WHAT THE EXERCISE ASKS: Print out the data below with every line intact.

DATASET EXTRACT:
# # # # # # #
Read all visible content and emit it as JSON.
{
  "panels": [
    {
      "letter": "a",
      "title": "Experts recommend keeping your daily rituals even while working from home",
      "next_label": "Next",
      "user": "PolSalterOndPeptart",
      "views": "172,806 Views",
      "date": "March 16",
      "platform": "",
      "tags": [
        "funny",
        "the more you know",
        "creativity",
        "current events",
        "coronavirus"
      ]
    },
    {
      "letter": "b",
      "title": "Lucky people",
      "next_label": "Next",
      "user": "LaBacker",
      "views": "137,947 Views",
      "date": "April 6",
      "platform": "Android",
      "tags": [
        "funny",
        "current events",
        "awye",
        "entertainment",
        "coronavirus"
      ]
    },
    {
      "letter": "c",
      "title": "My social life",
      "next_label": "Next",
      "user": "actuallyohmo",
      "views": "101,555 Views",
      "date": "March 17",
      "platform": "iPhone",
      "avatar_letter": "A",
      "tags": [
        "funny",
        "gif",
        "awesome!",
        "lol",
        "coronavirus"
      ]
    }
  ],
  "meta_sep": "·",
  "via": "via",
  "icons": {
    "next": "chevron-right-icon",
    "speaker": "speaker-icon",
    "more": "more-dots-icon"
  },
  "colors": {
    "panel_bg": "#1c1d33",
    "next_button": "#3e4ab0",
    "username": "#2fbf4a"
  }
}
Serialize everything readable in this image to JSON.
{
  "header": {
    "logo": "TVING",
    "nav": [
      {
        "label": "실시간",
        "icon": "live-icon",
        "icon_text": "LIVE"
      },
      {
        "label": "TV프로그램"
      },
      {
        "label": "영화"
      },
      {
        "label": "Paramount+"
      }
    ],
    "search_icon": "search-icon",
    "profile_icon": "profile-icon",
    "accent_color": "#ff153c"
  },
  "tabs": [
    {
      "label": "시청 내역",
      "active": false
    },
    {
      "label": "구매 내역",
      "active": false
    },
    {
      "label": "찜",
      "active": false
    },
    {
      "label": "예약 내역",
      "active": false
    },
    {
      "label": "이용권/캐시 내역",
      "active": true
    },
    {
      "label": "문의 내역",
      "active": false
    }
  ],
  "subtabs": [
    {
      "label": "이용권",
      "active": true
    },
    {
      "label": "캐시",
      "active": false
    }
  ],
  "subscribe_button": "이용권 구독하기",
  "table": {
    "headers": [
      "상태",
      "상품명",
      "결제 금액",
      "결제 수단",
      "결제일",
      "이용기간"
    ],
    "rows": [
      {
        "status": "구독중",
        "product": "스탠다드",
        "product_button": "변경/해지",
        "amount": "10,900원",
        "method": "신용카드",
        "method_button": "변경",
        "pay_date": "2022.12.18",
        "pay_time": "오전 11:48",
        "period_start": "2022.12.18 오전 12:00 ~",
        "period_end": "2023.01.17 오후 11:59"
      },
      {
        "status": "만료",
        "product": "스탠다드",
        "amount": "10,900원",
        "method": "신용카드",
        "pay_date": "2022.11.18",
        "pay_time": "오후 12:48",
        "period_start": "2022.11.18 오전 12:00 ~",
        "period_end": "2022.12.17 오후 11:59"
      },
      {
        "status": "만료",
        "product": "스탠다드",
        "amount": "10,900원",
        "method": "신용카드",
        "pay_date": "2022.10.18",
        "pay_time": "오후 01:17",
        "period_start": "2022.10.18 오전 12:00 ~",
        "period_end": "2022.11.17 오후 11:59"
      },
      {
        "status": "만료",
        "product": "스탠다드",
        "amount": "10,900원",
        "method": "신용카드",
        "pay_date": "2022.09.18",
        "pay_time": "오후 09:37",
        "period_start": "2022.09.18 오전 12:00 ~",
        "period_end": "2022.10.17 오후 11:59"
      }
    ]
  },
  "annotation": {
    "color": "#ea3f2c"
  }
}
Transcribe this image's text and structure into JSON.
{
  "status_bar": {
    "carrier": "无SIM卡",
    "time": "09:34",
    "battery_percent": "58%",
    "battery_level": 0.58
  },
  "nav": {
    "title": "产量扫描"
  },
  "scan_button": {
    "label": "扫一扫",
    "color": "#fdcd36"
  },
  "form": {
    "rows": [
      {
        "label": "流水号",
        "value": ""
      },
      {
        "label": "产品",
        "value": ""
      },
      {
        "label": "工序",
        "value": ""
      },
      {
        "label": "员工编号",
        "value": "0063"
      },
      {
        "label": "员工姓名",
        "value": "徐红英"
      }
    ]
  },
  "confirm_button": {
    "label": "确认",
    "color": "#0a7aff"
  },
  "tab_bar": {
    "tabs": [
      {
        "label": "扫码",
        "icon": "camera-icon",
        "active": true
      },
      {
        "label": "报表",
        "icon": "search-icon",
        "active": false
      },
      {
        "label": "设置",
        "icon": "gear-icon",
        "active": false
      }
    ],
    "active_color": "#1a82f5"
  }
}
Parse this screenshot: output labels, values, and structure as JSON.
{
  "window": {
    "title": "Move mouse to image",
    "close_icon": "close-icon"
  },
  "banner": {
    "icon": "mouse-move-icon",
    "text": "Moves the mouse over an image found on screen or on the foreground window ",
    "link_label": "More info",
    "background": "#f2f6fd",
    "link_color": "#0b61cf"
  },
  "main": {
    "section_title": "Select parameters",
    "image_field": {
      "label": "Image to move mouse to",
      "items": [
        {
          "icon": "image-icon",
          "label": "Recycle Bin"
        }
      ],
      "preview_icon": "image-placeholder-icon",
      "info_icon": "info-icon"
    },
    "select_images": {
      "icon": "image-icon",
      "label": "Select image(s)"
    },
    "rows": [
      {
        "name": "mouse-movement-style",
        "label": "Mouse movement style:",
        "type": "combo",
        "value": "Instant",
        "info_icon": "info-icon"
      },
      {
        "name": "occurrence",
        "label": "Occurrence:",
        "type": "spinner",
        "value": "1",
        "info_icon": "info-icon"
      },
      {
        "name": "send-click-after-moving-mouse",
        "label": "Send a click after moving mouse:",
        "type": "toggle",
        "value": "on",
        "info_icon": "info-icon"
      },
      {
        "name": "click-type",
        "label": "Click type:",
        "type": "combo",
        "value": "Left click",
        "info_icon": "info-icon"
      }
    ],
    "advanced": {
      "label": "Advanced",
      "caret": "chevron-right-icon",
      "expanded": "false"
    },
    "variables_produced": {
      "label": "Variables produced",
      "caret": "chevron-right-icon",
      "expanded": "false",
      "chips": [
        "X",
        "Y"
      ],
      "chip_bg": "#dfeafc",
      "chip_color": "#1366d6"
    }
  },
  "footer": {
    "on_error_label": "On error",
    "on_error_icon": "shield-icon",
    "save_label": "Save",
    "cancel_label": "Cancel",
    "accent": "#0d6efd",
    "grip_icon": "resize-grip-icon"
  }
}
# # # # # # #
TASK OUTPUT:
Read all visible content and emit it as JSON.
{
  "panels": [
    {
      "letter": "a",
      "title": "Experts recommend keeping your daily rituals even while working from home",
      "next_label": "Next",
      "user": "PolSalterOndPeptart",
      "views": "172,806 Views",
      "date": "March 16",
      "platform": "",
      "tags": [
        "funny",
        "the more you know",
        "creativity",
        "current events",
        "coronavirus"
      ]
    },
    {
      "letter": "b",
      "title": "Lucky people",
      "next_label": "Next",
      "user": "LaBacker",
      "views": "137,947 Views",
      "date": "April 6",
      "platform": "Android",
      "tags": [
        "funny",
        "current events",
        "awye",
        "entertainment",
        "coronavirus"
      ]
    },
    {
      "letter": "c",
      "title": "My social life",
      "next_label": "Next",
      "user": "actuallyohmo",
      "views": "101,555 Views",
      "date": "March 17",
      "platform": "iPhone",
      "avatar_letter": "A",
      "tags": [
        "funny",
        "gif",
        "awesome!",
        "lol",
        "coronavirus"
      ]
    }
  ],
  "meta_sep": "·",
  "via": "via",
  "icons": {
    "next": "chevron-right-icon",
    "speaker": "speaker-icon",
    "more": "more-dots-icon"
  },
  "colors": {
    "panel_bg": "#1c1d33",
    "next_button": "#3e4ab0",
    "username": "#2fbf4a"
  }
}
Serialize everything readable in this image to JSON.
{
  "header": {
    "logo": "TVING",
    "nav": [
      {
        "label": "실시간",
        "icon": "live-icon",
        "icon_text": "LIVE"
      },
      {
        "label": "TV프로그램"
      },
      {
        "label": "영화"
      },
      {
        "label": "Paramount+"
      }
    ],
    "search_icon": "search-icon",
    "profile_icon": "profile-icon",
    "accent_color": "#ff153c"
  },
  "tabs": [
    {
      "label": "시청 내역",
      "active": false
    },
    {
      "label": "구매 내역",
      "active": false
    },
    {
      "label": "찜",
      "active": false
    },
    {
      "label": "예약 내역",
      "active": false
    },
    {
      "label": "이용권/캐시 내역",
      "active": true
    },
    {
      "label": "문의 내역",
      "active": false
    }
  ],
  "subtabs": [
    {
      "label": "이용권",
      "active": true
    },
    {
      "label": "캐시",
      "active": false
    }
  ],
  "subscribe_button": "이용권 구독하기",
  "table": {
    "headers": [
      "상태",
      "상품명",
      "결제 금액",
      "결제 수단",
      "결제일",
      "이용기간"
    ],
    "rows": [
      {
        "status": "구독중",
        "product": "스탠다드",
        "product_button": "변경/해지",
        "amount": "10,900원",
        "method": "신용카드",
        "method_button": "변경",
        "pay_date": "2022.12.18",
        "pay_time": "오전 11:48",
        "period_start": "2022.12.18 오전 12:00 ~",
        "period_end": "2023.01.17 오후 11:59"
      },
      {
        "status": "만료",
        "product": "스탠다드",
        "amount": "10,900원",
        "method": "신용카드",
        "pay_date": "2022.11.18",
        "pay_time": "오후 12:48",
        "period_start": "2022.11.18 오전 12:00 ~",
        "period_end": "2022.12.17 오후 11:59"
      },
      {
        "status": "만료",
        "product": "스탠다드",
        "amount": "10,900원",
        "method": "신용카드",
        "pay_date": "2022.10.18",
        "pay_time": "오후 01:17",
        "period_start": "2022.10.18 오전 12:00 ~",
        "period_end": "2022.11.17 오후 11:59"
      },
      {
        "status": "만료",
        "product": "스탠다드",
        "amount": "10,900원",
        "method": "신용카드",
        "pay_date": "2022.09.18",
        "pay_time": "오후 09:37",
        "period_start": "2022.09.18 오전 12:00 ~",
        "period_end": "2022.10.17 오후 11:59"
      }
    ]
  },
  "annotation": {
    "color": "#ea3f2c"
  }
}
Transcribe this image's text and structure into JSON.
{
  "status_bar": {
    "carrier": "无SIM卡",
    "time": "09:34",
    "battery_percent": "58%",
    "battery_level": 0.58
  },
  "nav": {
    "title": "产量扫描"
  },
  "scan_button": {
    "label": "扫一扫",
    "color": "#fdcd36"
  },
  "form": {
    "rows": [
      {
        "label": "流水号",
        "value": ""
      },
      {
        "label": "产品",
        "value": ""
      },
      {
        "label": "工序",
        "value": ""
      },
      {
        "label": "员工编号",
        "value": "0063"
      },
      {
        "label": "员工姓名",
        "value": "徐红英"
      }
    ]
  },
  "confirm_button": {
    "label": "确认",
    "color": "#0a7aff"
  },
  "tab_bar": {
    "tabs": [
      {
        "label": "扫码",
        "icon": "camera-icon",
        "active": true
      },
      {
        "label": "报表",
        "icon": "search-icon",
        "active": false
      },
      {
        "label": "设置",
        "icon": "gear-icon",
        "active": false
      }
    ],
    "active_color": "#1a82f5"
  }
}
Parse this screenshot: output labels, values, and structure as JSON.
{
  "window": {
    "title": "Move mouse to image",
    "close_icon": "close-icon"
  },
  "banner": {
    "icon": "mouse-move-icon",
    "text": "Moves the mouse over an image found on screen or on the foreground window ",
    "link_label": "More info",
    "background": "#f2f6fd",
    "link_color": "#0b61cf"
  },
  "main": {
    "section_title": "Select parameters",
    "image_field": {
      "label": "Image to move mouse to",
      "items": [
        {
          "icon": "image-icon",
          "label": "Recycle Bin"
        }
      ],
      "preview_icon": "image-placeholder-icon",
      "info_icon": "info-icon"
    },
    "select_images": {
      "icon": "image-icon",
      "label": "Select image(s)"
    },
    "rows": [
      {
        "name": "mouse-movement-style",
        "label": "Mouse movement style:",
        "type": "combo",
        "value": "Instant",
        "info_icon": "info-icon"
      },
      {
        "name": "occurrence",
        "label": "Occurrence:",
        "type": "spinner",
        "value": "1",
        "info_icon": "info-icon"
      },
      {
        "name": "send-click-after-moving-mouse",
        "label": "Send a click after moving mouse:",
        "type": "toggle",
        "value": "on",
        "info_icon": "info-icon"
      },
      {
        "name": "click-type",
        "label": "Click type:",
        "type": "combo",
        "value": "Left click",
        "info_icon": "info-icon"
      }
    ],
    "advanced": {
      "label": "Advanced",
      "caret": "chevron-right-icon",
      "expanded": "false"
    },
    "variables_produced": {
      "label": "Variables produced",
      "caret": "chevron-right-icon",
      "expanded": "false",
      "chips": [
        "X",
        "Y"
      ],
      "chip_bg": "#dfeafc",
      "chip_color": "#1366d6"
    }
  },
  "footer": {
    "on_error_label": "On error",
    "on_error_icon": "shield-icon",
    "save_label": "Save",
    "cancel_label": "Cancel",
    "accent": "#0d6efd",
    "grip_icon": "resize-grip-icon"
  }
}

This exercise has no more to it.